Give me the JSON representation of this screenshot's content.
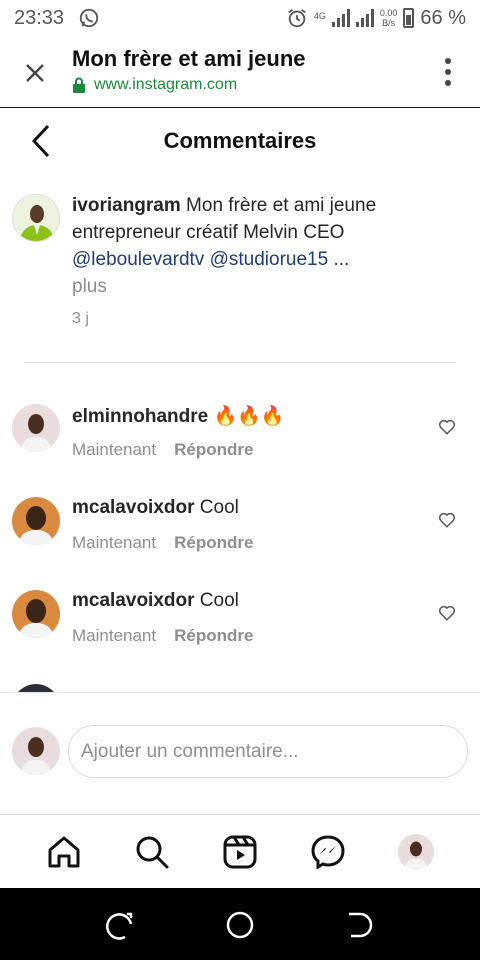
{
  "status_bar": {
    "time": "23:33",
    "network_type": "4G",
    "data_rate_value": "0.00",
    "data_rate_unit": "B/s",
    "battery": "66 %",
    "icons": [
      "whatsapp-icon",
      "alarm-icon",
      "signal-icon",
      "battery-icon"
    ]
  },
  "browser": {
    "title": "Mon frère et ami jeune",
    "url": "www.instagram.com",
    "url_color": "#1b8a3a"
  },
  "header": {
    "title": "Commentaires"
  },
  "caption": {
    "username": "ivoriangram",
    "text": " Mon frère et ami jeune entrepreneur créatif Melvin CEO ",
    "mention_1": "@leboulevardtv",
    "mention_2": "@studiorue15",
    "ellipsis": " ...",
    "more": "plus",
    "time": "3 j"
  },
  "comments": [
    {
      "username": "elminnohandre",
      "text": " 🔥🔥🔥",
      "time": "Maintenant",
      "reply": "Répondre"
    },
    {
      "username": "mcalavoixdor",
      "text": " Cool",
      "time": "Maintenant",
      "reply": "Répondre"
    },
    {
      "username": "mcalavoixdor",
      "text": " Cool",
      "time": "Maintenant",
      "reply": "Répondre"
    }
  ],
  "add_comment": {
    "placeholder": "Ajouter un commentaire..."
  },
  "bottom_nav": [
    "home-icon",
    "search-icon",
    "reels-icon",
    "messenger-icon",
    "profile-avatar"
  ],
  "colors": {
    "mention": "#1f3d7a",
    "muted": "#8e8e8e",
    "text": "#262626"
  }
}
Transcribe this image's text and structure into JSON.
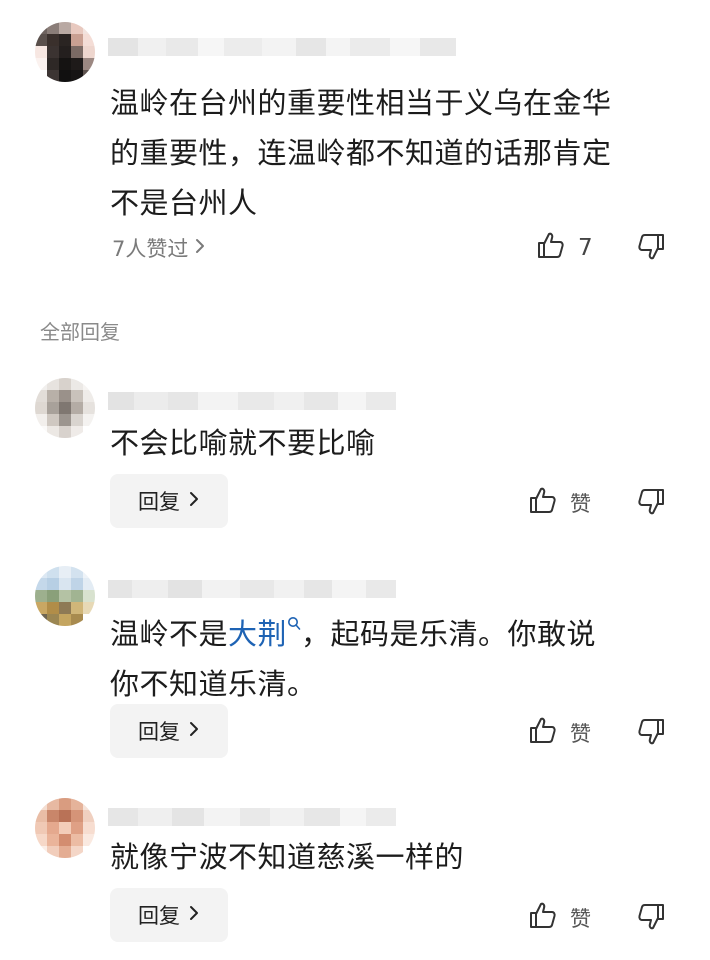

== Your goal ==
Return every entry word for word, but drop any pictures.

== Answer space ==
Give me the JSON representation of this screenshot's content.
{
  "status_bar": {
    "time": "23:33",
    "network_type": "4G",
    "data_rate_value": "0.00",
    "data_rate_unit": "B/s",
    "battery": "66 %",
    "icons": [
      "whatsapp-icon",
      "alarm-icon",
      "signal-icon",
      "battery-icon"
    ]
  },
  "browser": {
    "title": "Mon frère et ami jeune",
    "url": "www.instagram.com",
    "url_color": "#1b8a3a"
  },
  "header": {
    "title": "Commentaires"
  },
  "caption": {
    "username": "ivoriangram",
    "text": " Mon frère et ami jeune entrepreneur créatif Melvin CEO ",
    "mention_1": "@leboulevardtv",
    "mention_2": "@studiorue15",
    "ellipsis": " ...",
    "more": "plus",
    "time": "3 j"
  },
  "comments": [
    {
      "username": "elminnohandre",
      "text": " 🔥🔥🔥",
      "time": "Maintenant",
      "reply": "Répondre"
    },
    {
      "username": "mcalavoixdor",
      "text": " Cool",
      "time": "Maintenant",
      "reply": "Répondre"
    },
    {
      "username": "mcalavoixdor",
      "text": " Cool",
      "time": "Maintenant",
      "reply": "Répondre"
    }
  ],
  "add_comment": {
    "placeholder": "Ajouter un commentaire..."
  },
  "bottom_nav": [
    "home-icon",
    "search-icon",
    "reels-icon",
    "messenger-icon",
    "profile-avatar"
  ],
  "colors": {
    "mention": "#1f3d7a",
    "muted": "#8e8e8e",
    "text": "#262626"
  }
}
Transcribe this image's text and structure into JSON.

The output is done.